About this task: Write out every entry once more, character for character.

Data in this exercise:
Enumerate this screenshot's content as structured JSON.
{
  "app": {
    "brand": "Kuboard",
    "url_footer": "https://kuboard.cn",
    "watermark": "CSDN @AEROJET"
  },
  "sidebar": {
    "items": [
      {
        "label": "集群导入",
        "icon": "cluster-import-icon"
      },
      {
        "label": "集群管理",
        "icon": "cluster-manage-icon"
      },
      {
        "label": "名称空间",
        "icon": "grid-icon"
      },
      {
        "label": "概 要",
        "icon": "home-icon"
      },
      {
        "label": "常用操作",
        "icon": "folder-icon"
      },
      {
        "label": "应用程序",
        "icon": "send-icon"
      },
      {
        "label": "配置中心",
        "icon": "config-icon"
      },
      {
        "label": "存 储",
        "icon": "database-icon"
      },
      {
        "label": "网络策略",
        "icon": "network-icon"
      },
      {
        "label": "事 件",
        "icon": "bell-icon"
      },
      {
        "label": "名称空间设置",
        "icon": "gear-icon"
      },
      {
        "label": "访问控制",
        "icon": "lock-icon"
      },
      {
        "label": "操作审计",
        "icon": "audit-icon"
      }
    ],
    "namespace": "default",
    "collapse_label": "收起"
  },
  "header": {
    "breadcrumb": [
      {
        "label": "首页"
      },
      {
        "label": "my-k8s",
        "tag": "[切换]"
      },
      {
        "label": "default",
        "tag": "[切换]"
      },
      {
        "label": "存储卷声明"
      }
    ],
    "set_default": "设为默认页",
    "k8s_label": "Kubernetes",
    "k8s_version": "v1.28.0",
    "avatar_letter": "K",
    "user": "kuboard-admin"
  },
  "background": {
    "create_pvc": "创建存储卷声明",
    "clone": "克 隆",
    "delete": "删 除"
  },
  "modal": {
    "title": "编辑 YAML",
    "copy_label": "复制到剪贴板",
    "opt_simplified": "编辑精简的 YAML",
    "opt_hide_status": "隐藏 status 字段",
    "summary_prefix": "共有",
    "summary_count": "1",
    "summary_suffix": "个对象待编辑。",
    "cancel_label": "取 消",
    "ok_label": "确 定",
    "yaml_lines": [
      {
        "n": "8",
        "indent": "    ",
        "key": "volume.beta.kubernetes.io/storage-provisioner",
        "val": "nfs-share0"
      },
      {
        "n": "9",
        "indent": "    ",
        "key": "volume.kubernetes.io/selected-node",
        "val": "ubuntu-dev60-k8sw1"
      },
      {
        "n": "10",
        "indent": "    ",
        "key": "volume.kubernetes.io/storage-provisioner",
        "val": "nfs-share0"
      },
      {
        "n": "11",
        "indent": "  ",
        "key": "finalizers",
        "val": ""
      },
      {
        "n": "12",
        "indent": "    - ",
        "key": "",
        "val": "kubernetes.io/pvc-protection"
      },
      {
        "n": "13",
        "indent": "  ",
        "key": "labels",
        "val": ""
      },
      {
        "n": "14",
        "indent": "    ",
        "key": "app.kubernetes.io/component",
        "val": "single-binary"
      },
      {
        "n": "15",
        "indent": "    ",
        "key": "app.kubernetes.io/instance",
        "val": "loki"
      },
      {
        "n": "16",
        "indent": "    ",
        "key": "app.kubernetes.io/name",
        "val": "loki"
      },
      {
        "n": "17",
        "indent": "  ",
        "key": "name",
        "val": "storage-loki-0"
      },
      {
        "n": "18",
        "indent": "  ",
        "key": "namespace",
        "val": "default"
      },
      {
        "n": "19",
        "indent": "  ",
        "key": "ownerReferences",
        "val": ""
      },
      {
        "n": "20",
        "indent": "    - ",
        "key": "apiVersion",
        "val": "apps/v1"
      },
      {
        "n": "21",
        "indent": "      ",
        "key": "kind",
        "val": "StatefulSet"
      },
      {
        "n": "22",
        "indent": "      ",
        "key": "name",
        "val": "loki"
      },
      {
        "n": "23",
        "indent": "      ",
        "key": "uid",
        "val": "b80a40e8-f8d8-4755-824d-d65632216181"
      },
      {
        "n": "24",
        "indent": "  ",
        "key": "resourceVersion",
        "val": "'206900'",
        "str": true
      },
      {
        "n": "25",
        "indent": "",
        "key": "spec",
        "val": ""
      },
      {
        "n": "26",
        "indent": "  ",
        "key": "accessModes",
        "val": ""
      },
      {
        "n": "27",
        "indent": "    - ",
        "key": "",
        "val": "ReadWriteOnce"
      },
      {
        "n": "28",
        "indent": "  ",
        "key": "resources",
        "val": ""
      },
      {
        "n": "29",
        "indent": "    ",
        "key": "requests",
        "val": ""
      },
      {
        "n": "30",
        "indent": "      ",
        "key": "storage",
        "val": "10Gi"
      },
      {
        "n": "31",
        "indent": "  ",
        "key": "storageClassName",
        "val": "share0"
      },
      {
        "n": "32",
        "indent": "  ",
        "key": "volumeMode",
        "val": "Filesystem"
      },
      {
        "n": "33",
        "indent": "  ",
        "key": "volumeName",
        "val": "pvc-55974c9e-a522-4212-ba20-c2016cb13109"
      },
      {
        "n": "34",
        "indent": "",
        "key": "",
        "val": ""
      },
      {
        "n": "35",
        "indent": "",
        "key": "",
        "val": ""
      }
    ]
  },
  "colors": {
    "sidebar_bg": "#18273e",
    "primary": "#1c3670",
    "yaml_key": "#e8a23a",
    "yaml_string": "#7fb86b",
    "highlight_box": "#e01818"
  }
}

Answer section:
Enumerate this screenshot's content as structured JSON.
{
  "app": {
    "brand": "Kuboard",
    "url_footer": "https://kuboard.cn",
    "watermark": "CSDN @AEROJET"
  },
  "sidebar": {
    "items": [
      {
        "label": "集群导入",
        "icon": "cluster-import-icon"
      },
      {
        "label": "集群管理",
        "icon": "cluster-manage-icon"
      },
      {
        "label": "名称空间",
        "icon": "grid-icon"
      },
      {
        "label": "概 要",
        "icon": "home-icon"
      },
      {
        "label": "常用操作",
        "icon": "folder-icon"
      },
      {
        "label": "应用程序",
        "icon": "send-icon"
      },
      {
        "label": "配置中心",
        "icon": "config-icon"
      },
      {
        "label": "存 储",
        "icon": "database-icon"
      },
      {
        "label": "网络策略",
        "icon": "network-icon"
      },
      {
        "label": "事 件",
        "icon": "bell-icon"
      },
      {
        "label": "名称空间设置",
        "icon": "gear-icon"
      },
      {
        "label": "访问控制",
        "icon": "lock-icon"
      },
      {
        "label": "操作审计",
        "icon": "audit-icon"
      }
    ],
    "namespace": "default",
    "collapse_label": "收起"
  },
  "header": {
    "breadcrumb": [
      {
        "label": "首页"
      },
      {
        "label": "my-k8s",
        "tag": "[切换]"
      },
      {
        "label": "default",
        "tag": "[切换]"
      },
      {
        "label": "存储卷声明"
      }
    ],
    "set_default": "设为默认页",
    "k8s_label": "Kubernetes",
    "k8s_version": "v1.28.0",
    "avatar_letter": "K",
    "user": "kuboard-admin"
  },
  "background": {
    "create_pvc": "创建存储卷声明",
    "clone": "克 隆",
    "delete": "删 除"
  },
  "modal": {
    "title": "编辑 YAML",
    "copy_label": "复制到剪贴板",
    "opt_simplified": "编辑精简的 YAML",
    "opt_hide_status": "隐藏 status 字段",
    "summary_prefix": "共有",
    "summary_count": "1",
    "summary_suffix": "个对象待编辑。",
    "cancel_label": "取 消",
    "ok_label": "确 定",
    "yaml_lines": [
      {
        "n": "8",
        "indent": "    ",
        "key": "volume.beta.kubernetes.io/storage-provisioner",
        "val": "nfs-share0"
      },
      {
        "n": "9",
        "indent": "    ",
        "key": "volume.kubernetes.io/selected-node",
        "val": "ubuntu-dev60-k8sw1"
      },
      {
        "n": "10",
        "indent": "    ",
        "key": "volume.kubernetes.io/storage-provisioner",
        "val": "nfs-share0"
      },
      {
        "n": "11",
        "indent": "  ",
        "key": "finalizers",
        "val": ""
      },
      {
        "n": "12",
        "indent": "    - ",
        "key": "",
        "val": "kubernetes.io/pvc-protection"
      },
      {
        "n": "13",
        "indent": "  ",
        "key": "labels",
        "val": ""
      },
      {
        "n": "14",
        "indent": "    ",
        "key": "app.kubernetes.io/component",
        "val": "single-binary"
      },
      {
        "n": "15",
        "indent": "    ",
        "key": "app.kubernetes.io/instance",
        "val": "loki"
      },
      {
        "n": "16",
        "indent": "    ",
        "key": "app.kubernetes.io/name",
        "val": "loki"
      },
      {
        "n": "17",
        "indent": "  ",
        "key": "name",
        "val": "storage-loki-0"
      },
      {
        "n": "18",
        "indent": "  ",
        "key": "namespace",
        "val": "default"
      },
      {
        "n": "19",
        "indent": "  ",
        "key": "ownerReferences",
        "val": ""
      },
      {
        "n": "20",
        "indent": "    - ",
        "key": "apiVersion",
        "val": "apps/v1"
      },
      {
        "n": "21",
        "indent": "      ",
        "key": "kind",
        "val": "StatefulSet"
      },
      {
        "n": "22",
        "indent": "      ",
        "key": "name",
        "val": "loki"
      },
      {
        "n": "23",
        "indent": "      ",
        "key": "uid",
        "val": "b80a40e8-f8d8-4755-824d-d65632216181"
      },
      {
        "n": "24",
        "indent": "  ",
        "key": "resourceVersion",
        "val": "'206900'",
        "str": true
      },
      {
        "n": "25",
        "indent": "",
        "key": "spec",
        "val": ""
      },
      {
        "n": "26",
        "indent": "  ",
        "key": "accessModes",
        "val": ""
      },
      {
        "n": "27",
        "indent": "    - ",
        "key": "",
        "val": "ReadWriteOnce"
      },
      {
        "n": "28",
        "indent": "  ",
        "key": "resources",
        "val": ""
      },
      {
        "n": "29",
        "indent": "    ",
        "key": "requests",
        "val": ""
      },
      {
        "n": "30",
        "indent": "      ",
        "key": "storage",
        "val": "10Gi"
      },
      {
        "n": "31",
        "indent": "  ",
        "key": "storageClassName",
        "val": "share0"
      },
      {
        "n": "32",
        "indent": "  ",
        "key": "volumeMode",
        "val": "Filesystem"
      },
      {
        "n": "33",
        "indent": "  ",
        "key": "volumeName",
        "val": "pvc-55974c9e-a522-4212-ba20-c2016cb13109"
      },
      {
        "n": "34",
        "indent": "",
        "key": "",
        "val": ""
      },
      {
        "n": "35",
        "indent": "",
        "key": "",
        "val": ""
      }
    ]
  },
  "colors": {
    "sidebar_bg": "#18273e",
    "primary": "#1c3670",
    "yaml_key": "#e8a23a",
    "yaml_string": "#7fb86b",
    "highlight_box": "#e01818"
  }
}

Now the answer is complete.